## Available data
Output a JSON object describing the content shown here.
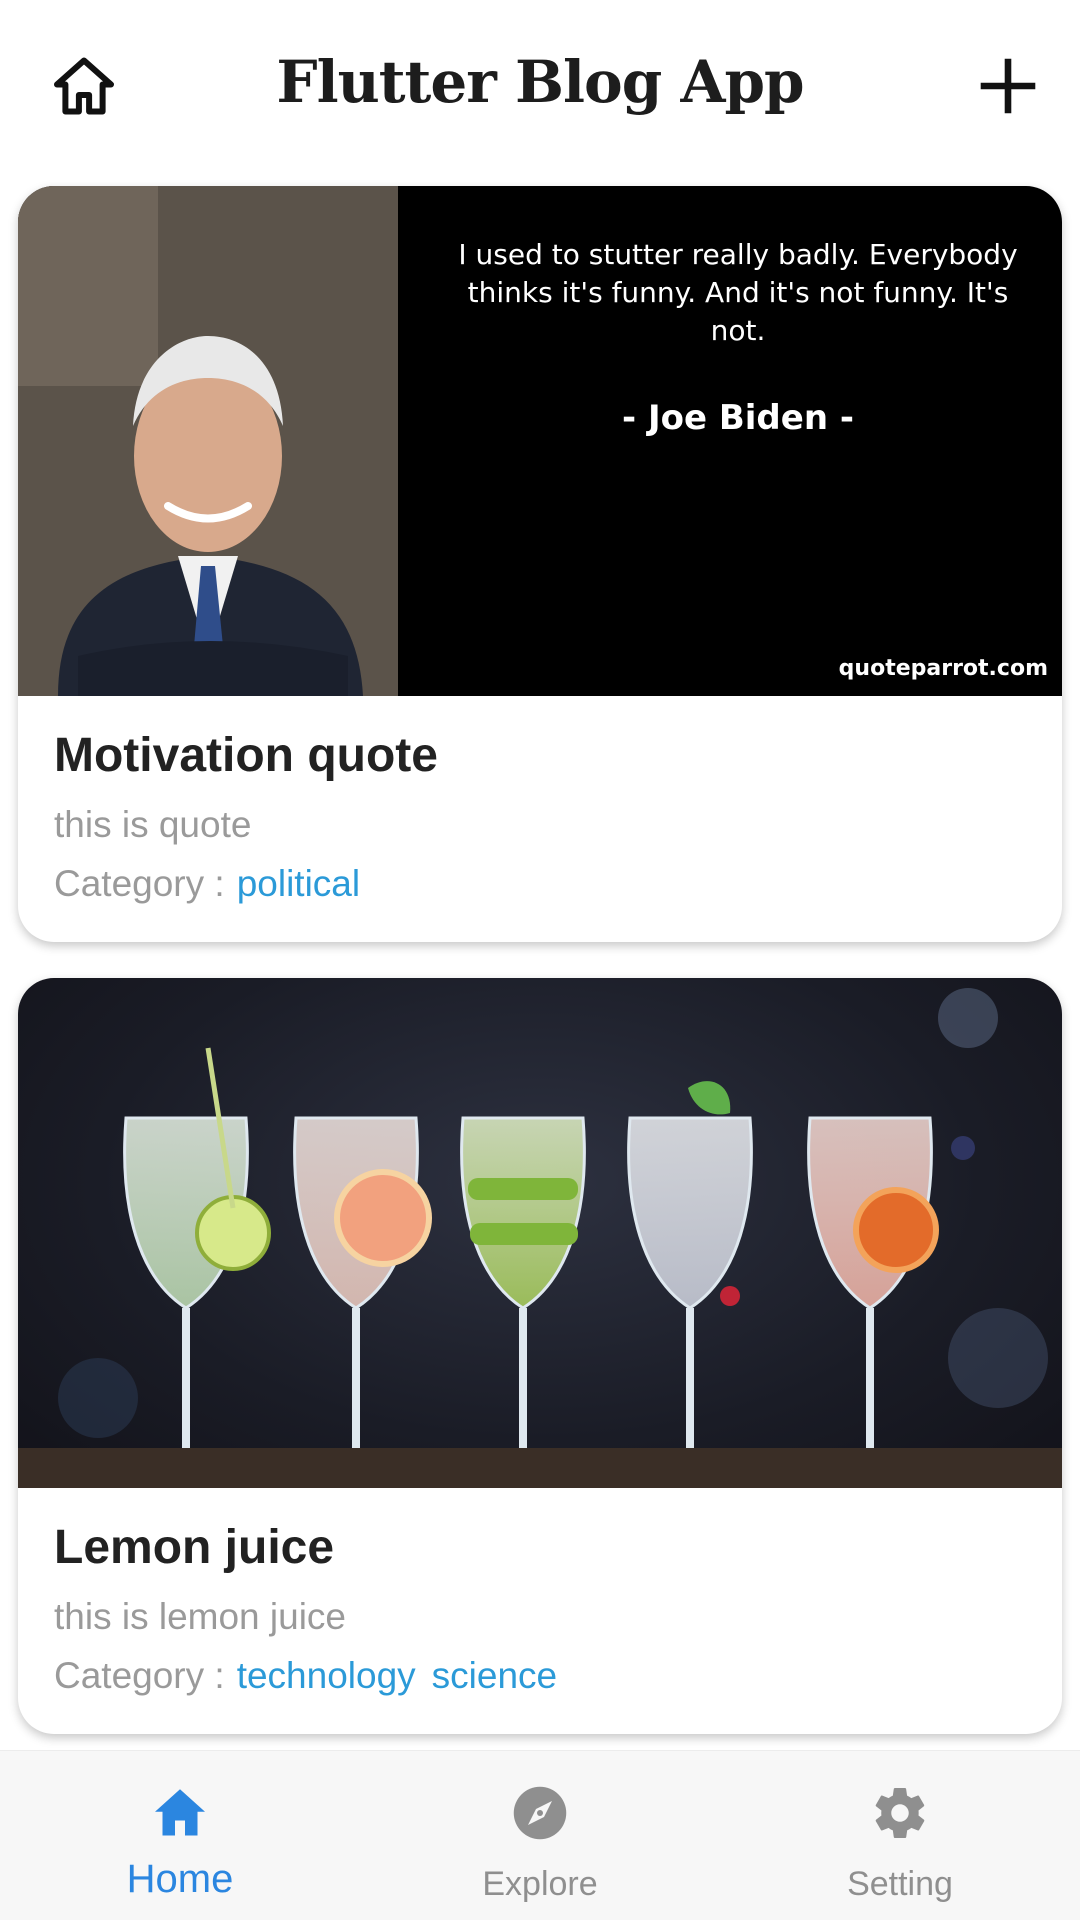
{
  "app_bar": {
    "title": "Flutter Blog App",
    "home_icon": "home-outline-icon",
    "add_icon": "plus-icon"
  },
  "posts": [
    {
      "title": "Motivation quote",
      "description": "this is quote",
      "category_label": "Category :",
      "categories": [
        "political"
      ],
      "image": {
        "quote": "I used to stutter really badly. Everybody thinks it's funny. And it's not funny. It's not.",
        "author": "- Joe Biden -",
        "source": "quoteparrot.com"
      }
    },
    {
      "title": "Lemon juice",
      "description": "this is lemon juice",
      "category_label": "Category :",
      "categories": [
        "technology",
        "science"
      ]
    }
  ],
  "bottom_nav": {
    "items": [
      {
        "label": "Home",
        "icon": "home-icon",
        "active": true
      },
      {
        "label": "Explore",
        "icon": "compass-icon",
        "active": false
      },
      {
        "label": "Setting",
        "icon": "gear-icon",
        "active": false
      }
    ]
  },
  "colors": {
    "accent": "#2b86e0",
    "category_link": "#2b9ad8",
    "muted_text": "#9a9a9a",
    "title_text": "#222222"
  }
}
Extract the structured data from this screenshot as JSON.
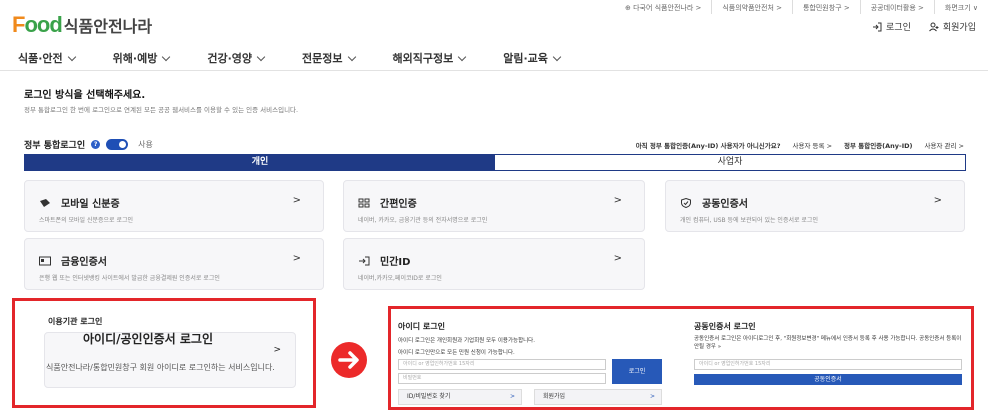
{
  "util_links": [
    "⊕ 다국어 식품안전나라 >",
    "식품의약품안전처 >",
    "통합민원창구 >",
    "공공데이터활용 >",
    "화면크기 ∨"
  ],
  "logo": {
    "food_f": "F",
    "food_ood": "ood",
    "korean": "식품안전나라"
  },
  "auth": {
    "login": "로그인",
    "signup": "회원가입"
  },
  "nav": [
    "식품·안전",
    "위해·예방",
    "건강·영양",
    "전문정보",
    "해외직구정보",
    "알림·교육"
  ],
  "title": "로그인 방식을 선택해주세요.",
  "subtitle": "정부 통합로그인 한 번에 로그인으로 연계된 모든 공공 웹서비스를 이용할 수 있는 인증 서비스입니다.",
  "gov_login": {
    "label": "정부 통합로그인",
    "help": "?",
    "toggle_state": "사용"
  },
  "any_id": {
    "question": "아직 정부 통합인증(Any-ID) 사용자가 아니신가요?",
    "register": "사용자 등록 >",
    "anyid_label": "정부 통합인증(Any-ID)",
    "manage": "사용자 관리 >"
  },
  "tabs": [
    "개인",
    "사업자"
  ],
  "cards": [
    {
      "title": "모바일 신분증",
      "desc": "스마트폰의 모바일 신분증으로 로그인"
    },
    {
      "title": "간편인증",
      "desc": "네이버, 카카오, 금융기관 등의 전자서명으로 로그인"
    },
    {
      "title": "공동인증서",
      "desc": "개인 컴퓨터, USB 등에 보관되어 있는 인증서로 로그인"
    },
    {
      "title": "금융인증서",
      "desc": "은행 웹 또는 인터넷뱅킹 사이트에서 발급한 금융결제원 인증서로 로그인"
    },
    {
      "title": "민간ID",
      "desc": "네이버,카카오,페이코ID로 로그인"
    }
  ],
  "arrow": ">",
  "agency": {
    "title": "이용기관 로그인",
    "card_label": "아이디/공인인증서 로그인",
    "desc": "식품안전나라/통합민원창구 회원 아이디로 로그인하는 서비스입니다."
  },
  "id_login": {
    "title": "아이디 로그인",
    "note1": "아이디 로그인은 개인회원과 기업회원 모두 이용가능합니다.",
    "note2": "아이디 로그인만으로 모든 민원 신청이 가능합니다.",
    "id_placeholder": "아이디 or 영업인허가번호 15자리",
    "pw_placeholder": "비밀번호",
    "login_button": "로그인",
    "find_button": "ID/비밀번호 찾기",
    "signup_button": "회원가입"
  },
  "cert_login": {
    "title": "공동인증서 로그인",
    "note": "공동인증서 로그인은 아이디로그인 후, \"회원정보변경\" 메뉴에서 인증서 등록 후 사용 가능합니다. 공동인증서 등록이 안될 경우 »",
    "input_placeholder": "아이디 or 영업인허가번호 15자리",
    "button": "공동인증서"
  },
  "colors": {
    "brand_orange": "#f08a1c",
    "brand_green": "#3aa24a",
    "navy": "#1f3a86",
    "red": "#e3262a",
    "blue": "#2759b8"
  }
}
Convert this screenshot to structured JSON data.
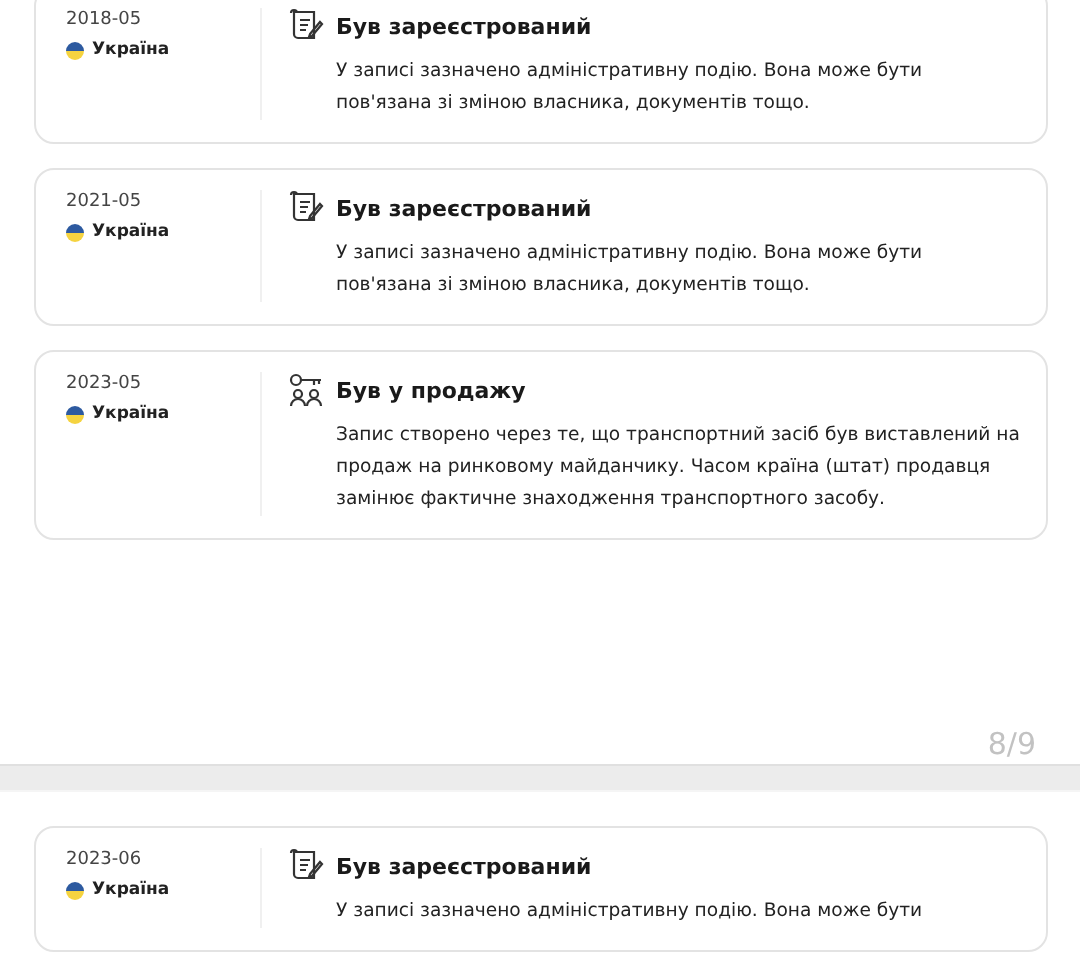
{
  "groups": [
    {
      "events": [
        {
          "date": "2018-05",
          "country": "Україна",
          "kind": "registered",
          "title": "Був зареєстрований",
          "text": "У записі зазначено адміністративну подію. Вона може бути пов'язана зі зміною власника, документів тощо."
        },
        {
          "date": "2021-05",
          "country": "Україна",
          "kind": "registered",
          "title": "Був зареєстрований",
          "text": "У записі зазначено адміністративну подію. Вона може бути пов'язана зі зміною власника, документів тощо."
        },
        {
          "date": "2023-05",
          "country": "Україна",
          "kind": "sale",
          "title": "Був у продажу",
          "text": "Запис створено через те, що транспортний засіб був виставлений на продаж на ринковому майданчику. Часом країна (штат) продавця замінює фактичне знаходження транспортного засобу."
        }
      ],
      "pager": "8/9"
    },
    {
      "events": [
        {
          "date": "2023-06",
          "country": "Україна",
          "kind": "registered",
          "title": "Був зареєстрований",
          "text": "У записі зазначено адміністративну подію. Вона може бути"
        }
      ]
    }
  ]
}
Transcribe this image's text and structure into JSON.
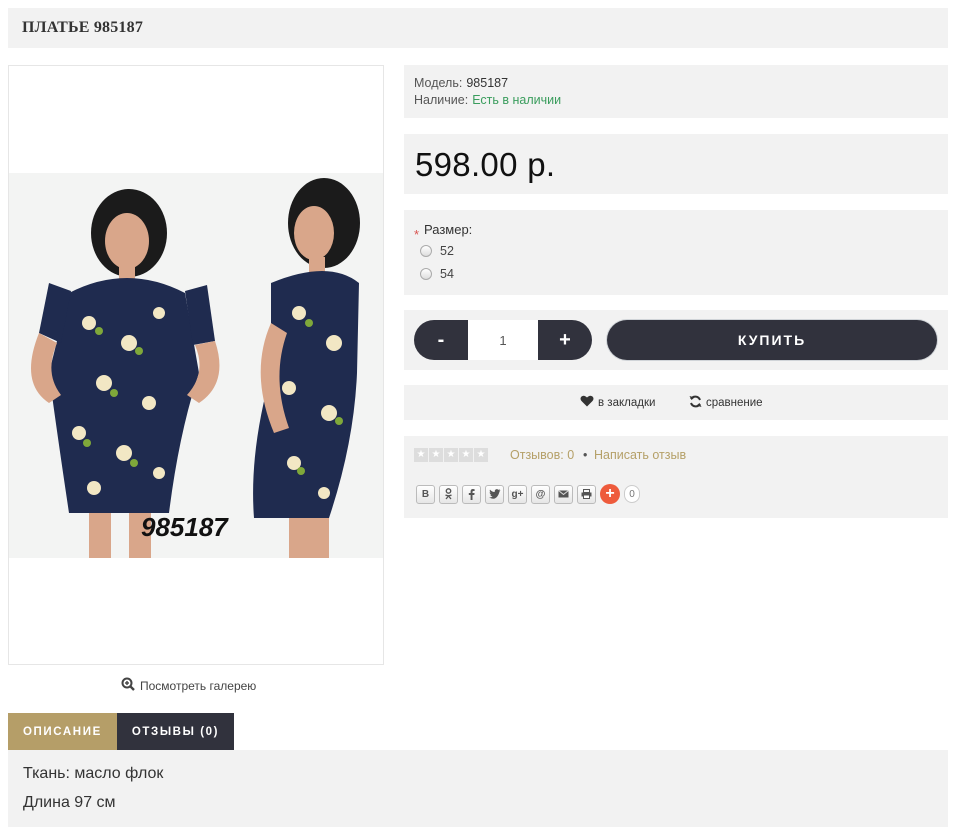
{
  "product": {
    "title": "ПЛАТЬЕ 985187",
    "image_code": "985187",
    "gallery_link": "Посмотреть галерею"
  },
  "info": {
    "model_label": "Модель:",
    "model_value": "985187",
    "stock_label": "Наличие:",
    "stock_value": "Есть в наличии",
    "stock_color": "#3a9d5d"
  },
  "price": "598.00 р.",
  "options": {
    "required_mark": "*",
    "label": "Размер:",
    "sizes": [
      "52",
      "54"
    ]
  },
  "purchase": {
    "minus": "-",
    "quantity": "1",
    "plus": "+",
    "buy_label": "КУПИТЬ",
    "button_color": "#31323d"
  },
  "actions": {
    "wishlist": "в закладки",
    "compare": "сравнение"
  },
  "reviews": {
    "rating": 0,
    "reviews_link": "Отзывов: 0",
    "separator": "•",
    "write_link": "Написать отзыв",
    "link_color": "#b5a068"
  },
  "share": {
    "buttons": [
      "vk-icon",
      "odnoklassniki-icon",
      "facebook-icon",
      "twitter-icon",
      "google-plus-icon",
      "mail-ru-icon",
      "email-icon",
      "print-icon"
    ],
    "vk": "B",
    "gplus": "g+",
    "mailru": "@",
    "more": "+",
    "count": "0"
  },
  "tabs": [
    {
      "label": "ОПИСАНИЕ",
      "active": true
    },
    {
      "label": "ОТЗЫВЫ (0)",
      "active": false
    }
  ],
  "description": {
    "line1": "Ткань: масло флок",
    "line2": "Длина 97 см"
  },
  "colors": {
    "accent_tab": "#b59e68",
    "dark": "#31323d",
    "panel_bg": "#f2f2f2"
  }
}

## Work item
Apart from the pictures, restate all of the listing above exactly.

## Task output
Output a JSON object describing the content shown here.
{
  "app_bar": {
    "title": "Flutter Blog App",
    "home_icon": "home-outline-icon",
    "add_icon": "plus-icon"
  },
  "posts": [
    {
      "title": "Motivation quote",
      "description": "this is quote",
      "category_label": "Category :",
      "categories": [
        "political"
      ],
      "image": {
        "quote": "I used to stutter really badly. Everybody thinks it's funny. And it's not funny. It's not.",
        "author": "- Joe Biden -",
        "source": "quoteparrot.com"
      }
    },
    {
      "title": "Lemon juice",
      "description": "this is lemon juice",
      "category_label": "Category :",
      "categories": [
        "technology",
        "science"
      ]
    }
  ],
  "bottom_nav": {
    "items": [
      {
        "label": "Home",
        "icon": "home-icon",
        "active": true
      },
      {
        "label": "Explore",
        "icon": "compass-icon",
        "active": false
      },
      {
        "label": "Setting",
        "icon": "gear-icon",
        "active": false
      }
    ]
  },
  "colors": {
    "accent": "#2b86e0",
    "category_link": "#2b9ad8",
    "muted_text": "#9a9a9a",
    "title_text": "#222222"
  }
}
Extract the structured data from this screenshot as JSON.
{
  "util_links": [
    "⊕ 다국어 식품안전나라 >",
    "식품의약품안전처 >",
    "통합민원창구 >",
    "공공데이터활용 >",
    "화면크기 ∨"
  ],
  "logo": {
    "food_f": "F",
    "food_ood": "ood",
    "korean": "식품안전나라"
  },
  "auth": {
    "login": "로그인",
    "signup": "회원가입"
  },
  "nav": [
    "식품·안전",
    "위해·예방",
    "건강·영양",
    "전문정보",
    "해외직구정보",
    "알림·교육"
  ],
  "title": "로그인 방식을 선택해주세요.",
  "subtitle": "정부 통합로그인 한 번에 로그인으로 연계된 모든 공공 웹서비스를 이용할 수 있는 인증 서비스입니다.",
  "gov_login": {
    "label": "정부 통합로그인",
    "help": "?",
    "toggle_state": "사용"
  },
  "any_id": {
    "question": "아직 정부 통합인증(Any-ID) 사용자가 아니신가요?",
    "register": "사용자 등록 >",
    "anyid_label": "정부 통합인증(Any-ID)",
    "manage": "사용자 관리 >"
  },
  "tabs": [
    "개인",
    "사업자"
  ],
  "cards": [
    {
      "title": "모바일 신분증",
      "desc": "스마트폰의 모바일 신분증으로 로그인"
    },
    {
      "title": "간편인증",
      "desc": "네이버, 카카오, 금융기관 등의 전자서명으로 로그인"
    },
    {
      "title": "공동인증서",
      "desc": "개인 컴퓨터, USB 등에 보관되어 있는 인증서로 로그인"
    },
    {
      "title": "금융인증서",
      "desc": "은행 웹 또는 인터넷뱅킹 사이트에서 발급한 금융결제원 인증서로 로그인"
    },
    {
      "title": "민간ID",
      "desc": "네이버,카카오,페이코ID로 로그인"
    }
  ],
  "arrow": ">",
  "agency": {
    "title": "이용기관 로그인",
    "card_label": "아이디/공인인증서 로그인",
    "desc": "식품안전나라/통합민원창구 회원 아이디로 로그인하는 서비스입니다."
  },
  "id_login": {
    "title": "아이디 로그인",
    "note1": "아이디 로그인은 개인회원과 기업회원 모두 이용가능합니다.",
    "note2": "아이디 로그인만으로 모든 민원 신청이 가능합니다.",
    "id_placeholder": "아이디 or 영업인허가번호 15자리",
    "pw_placeholder": "비밀번호",
    "login_button": "로그인",
    "find_button": "ID/비밀번호 찾기",
    "signup_button": "회원가입"
  },
  "cert_login": {
    "title": "공동인증서 로그인",
    "note": "공동인증서 로그인은 아이디로그인 후, \"회원정보변경\" 메뉴에서 인증서 등록 후 사용 가능합니다. 공동인증서 등록이 안될 경우 »",
    "input_placeholder": "아이디 or 영업인허가번호 15자리",
    "button": "공동인증서"
  },
  "colors": {
    "brand_orange": "#f08a1c",
    "brand_green": "#3aa24a",
    "navy": "#1f3a86",
    "red": "#e3262a",
    "blue": "#2759b8"
  }
}
Convert this screenshot to structured JSON data.
{
  "groups": [
    {
      "events": [
        {
          "date": "2018-05",
          "country": "Україна",
          "kind": "registered",
          "title": "Був зареєстрований",
          "text": "У записі зазначено адміністративну подію. Вона може бути пов'язана зі зміною власника, документів тощо."
        },
        {
          "date": "2021-05",
          "country": "Україна",
          "kind": "registered",
          "title": "Був зареєстрований",
          "text": "У записі зазначено адміністративну подію. Вона може бути пов'язана зі зміною власника, документів тощо."
        },
        {
          "date": "2023-05",
          "country": "Україна",
          "kind": "sale",
          "title": "Був у продажу",
          "text": "Запис створено через те, що транспортний засіб був виставлений на продаж на ринковому майданчику. Часом країна (штат) продавця замінює фактичне знаходження транспортного засобу."
        }
      ],
      "pager": "8/9"
    },
    {
      "events": [
        {
          "date": "2023-06",
          "country": "Україна",
          "kind": "registered",
          "title": "Був зареєстрований",
          "text": "У записі зазначено адміністративну подію. Вона може бути"
        }
      ]
    }
  ]
}
Transcribe this image's text and structure into JSON.
{
  "product": {
    "title": "ПЛАТЬЕ 985187",
    "image_code": "985187",
    "gallery_link": "Посмотреть галерею"
  },
  "info": {
    "model_label": "Модель:",
    "model_value": "985187",
    "stock_label": "Наличие:",
    "stock_value": "Есть в наличии",
    "stock_color": "#3a9d5d"
  },
  "price": "598.00 р.",
  "options": {
    "required_mark": "*",
    "label": "Размер:",
    "sizes": [
      "52",
      "54"
    ]
  },
  "purchase": {
    "minus": "-",
    "quantity": "1",
    "plus": "+",
    "buy_label": "КУПИТЬ",
    "button_color": "#31323d"
  },
  "actions": {
    "wishlist": "в закладки",
    "compare": "сравнение"
  },
  "reviews": {
    "rating": 0,
    "reviews_link": "Отзывов: 0",
    "separator": "•",
    "write_link": "Написать отзыв",
    "link_color": "#b5a068"
  },
  "share": {
    "buttons": [
      "vk-icon",
      "odnoklassniki-icon",
      "facebook-icon",
      "twitter-icon",
      "google-plus-icon",
      "mail-ru-icon",
      "email-icon",
      "print-icon"
    ],
    "vk": "B",
    "gplus": "g+",
    "mailru": "@",
    "more": "+",
    "count": "0"
  },
  "tabs": [
    {
      "label": "ОПИСАНИЕ",
      "active": true
    },
    {
      "label": "ОТЗЫВЫ (0)",
      "active": false
    }
  ],
  "description": {
    "line1": "Ткань: масло флок",
    "line2": "Длина 97 см"
  },
  "colors": {
    "accent_tab": "#b59e68",
    "dark": "#31323d",
    "panel_bg": "#f2f2f2"
  }
}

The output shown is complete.